Several researchers also supported the project, working with Dr. Forte at Cleveland-
Marshall College of Law: Catherine Bozell, Max Dehn, Otto Elkins, John Friedmann, Siegmund Fuchs, Sara Govrik, Krista Kaleps, Sara Menefee, Terrell Menefee, Susan Owens, Joseph Patituce, Stephen Tylman, and Steven Vargo.
On several occasions a number of scholars, some of whom are also contributors, were consulted as advisors or as outside readers on particular essays: Herman Belz (The University of Maryland), Roger Clegg (Center for Equal Opportunity), Stephen J. Darmody (Shook, Hardy & Bacon, L.L.P.), Steven J. Eagle (George Mason University School of Law), John Eastman (Chapman University School of Law), Joel Finer (Cleveland-Marshall College of Law), Rick Garnett (Notre Dame School of Law), Deborah Geier (Cleveland-Marshall College of Law), Arthur Hellman (University of Pittsburgh School of Law), Nelson Lund (George Mason School of Law), Phillip Muñoz (Tufts University), Kevin O'Neill (Cleveland-Marshall College of Law), Stephen Safranek (Ave Maria School of Law), Steven Steinglass (Cleveland-Marshall College of Law), Adam Thurschwald (Cleveland-Marshall College of Law), and Seth Tillman (Clerk, United States Court of Appeals, Third Circuit).
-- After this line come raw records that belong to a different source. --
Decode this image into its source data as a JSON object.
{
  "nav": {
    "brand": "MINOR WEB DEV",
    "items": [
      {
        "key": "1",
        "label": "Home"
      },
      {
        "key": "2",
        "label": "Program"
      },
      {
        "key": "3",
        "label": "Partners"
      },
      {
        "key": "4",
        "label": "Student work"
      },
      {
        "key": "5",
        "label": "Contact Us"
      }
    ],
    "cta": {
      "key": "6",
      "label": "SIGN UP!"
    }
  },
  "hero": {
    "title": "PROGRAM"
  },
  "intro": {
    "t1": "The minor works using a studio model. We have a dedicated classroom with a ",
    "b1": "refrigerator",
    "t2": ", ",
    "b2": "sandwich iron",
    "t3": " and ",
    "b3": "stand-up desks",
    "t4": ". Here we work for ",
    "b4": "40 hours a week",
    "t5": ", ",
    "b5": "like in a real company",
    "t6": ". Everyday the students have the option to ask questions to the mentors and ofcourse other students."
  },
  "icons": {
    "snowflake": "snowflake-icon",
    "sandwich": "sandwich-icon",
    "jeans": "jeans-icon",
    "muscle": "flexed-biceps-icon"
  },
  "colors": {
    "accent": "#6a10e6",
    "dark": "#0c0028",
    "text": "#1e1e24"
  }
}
The Heritage Guide to the Constitution was made possible by two self-made entrepreneurs and generous philanthropists. Born in Italy, Henry Salvatori founded the Western Geophysical Company, one of the most successful oil-exploration and contracting enterprises in the world. B. Kenneth Simon was a marine during the Second World War before founding and building a thriving business called All-Pak to distribute, design, and contract the manufacture of packaging materials. Later in life, both dedicated their time and considerable fortunes to strengthening the underpinnings of American liberty and constitutionalism. That dedication continues because of endowments they created at The Heritage Foundation.